Assignment: Only lines with the string "JSON" matter here; gather them from the material below.

********

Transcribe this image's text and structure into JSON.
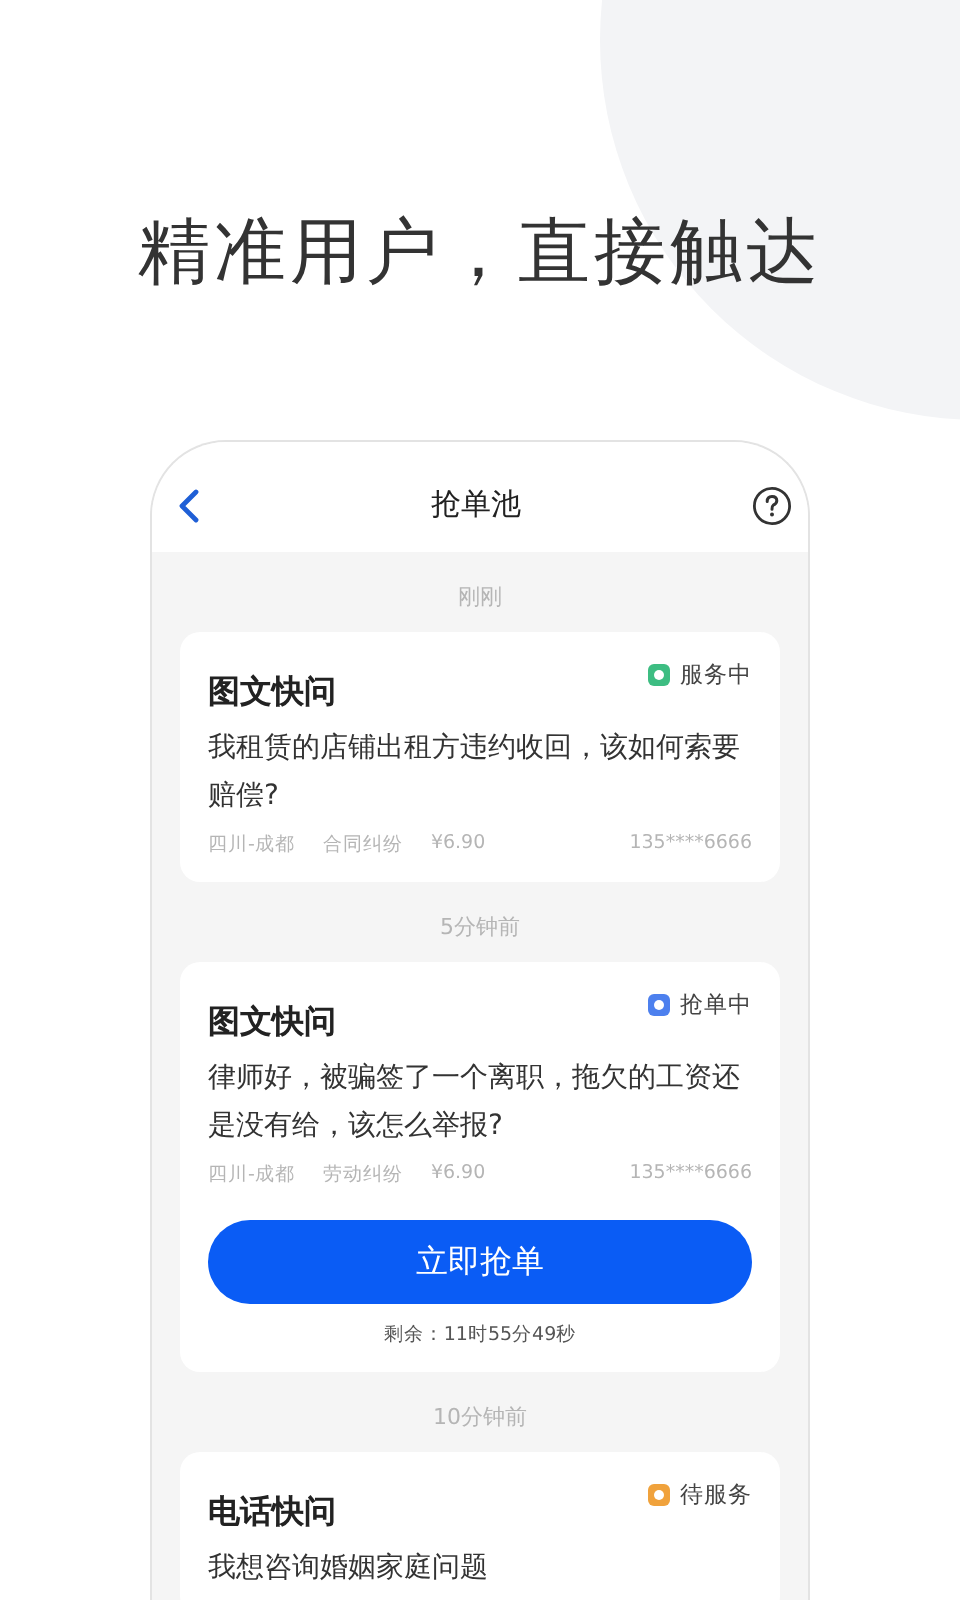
{
  "headline": "精准用户，直接触达",
  "screen": {
    "title": "抢单池",
    "groups": [
      {
        "time": "刚刚",
        "orders": [
          {
            "type": "图文快问",
            "status": "服务中",
            "color": "#3dbd82",
            "question": "我租赁的店铺出租方违约收回，该如何索要赔偿?",
            "region": "四川-成都",
            "category": "合同纠纷",
            "price": "¥6.90",
            "phone": "135****6666"
          }
        ]
      },
      {
        "time": "5分钟前",
        "orders": [
          {
            "type": "图文快问",
            "status": "抢单中",
            "color": "#4d80ee",
            "question": "律师好，被骗签了一个离职，拖欠的工资还是没有给，该怎么举报?",
            "region": "四川-成都",
            "category": "劳动纠纷",
            "price": "¥6.90",
            "phone": "135****6666",
            "action": "立即抢单",
            "remaining": "剩余：11时55分49秒"
          }
        ]
      },
      {
        "time": "10分钟前",
        "orders": [
          {
            "type": "电话快问",
            "status": "待服务",
            "color": "#f0a23c",
            "question": "我想咨询婚姻家庭问题"
          }
        ]
      }
    ]
  }
}
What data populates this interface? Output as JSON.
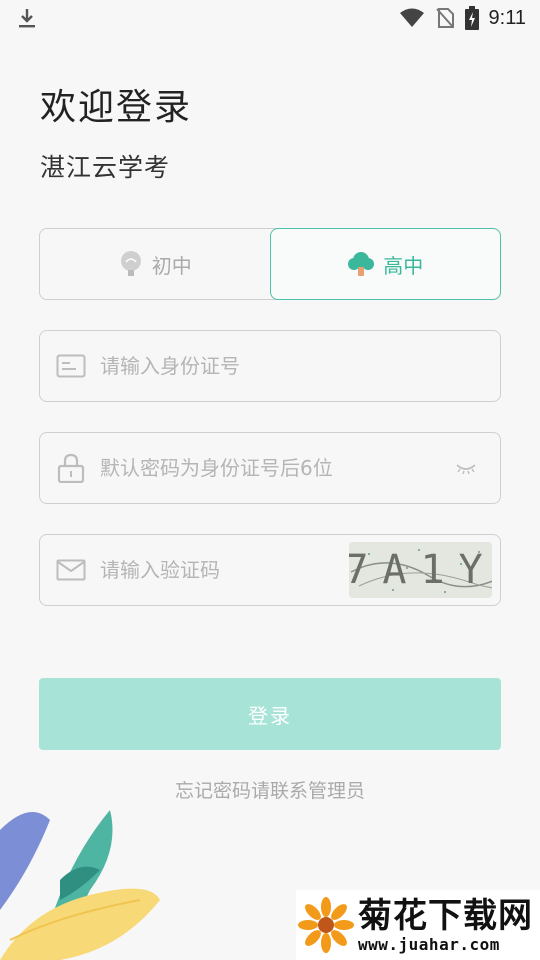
{
  "status_bar": {
    "time": "9:11",
    "icons": [
      "download-icon",
      "wifi-icon",
      "no-sim-icon",
      "battery-charging-icon"
    ]
  },
  "header": {
    "title": "欢迎登录",
    "subtitle": "湛江云学考"
  },
  "school_level": {
    "options": [
      {
        "label": "初中",
        "icon": "tree-bulb-icon",
        "selected": false
      },
      {
        "label": "高中",
        "icon": "tree-icon",
        "selected": true
      }
    ]
  },
  "form": {
    "id_placeholder": "请输入身份证号",
    "password_placeholder": "默认密码为身份证号后6位",
    "captcha_placeholder": "请输入验证码",
    "captcha_text": "7A1Y"
  },
  "login_button": "登录",
  "forgot_text": "忘记密码请联系管理员",
  "watermark": {
    "title": "菊花下载网",
    "url": "www.juahar.com"
  },
  "colors": {
    "accent": "#3bb89c",
    "button": "#a7e3d7",
    "background": "#f7f7f7"
  }
}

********

Response:
Transcribe this image's text and structure into JSON.
What data populates this interface? Output as JSON.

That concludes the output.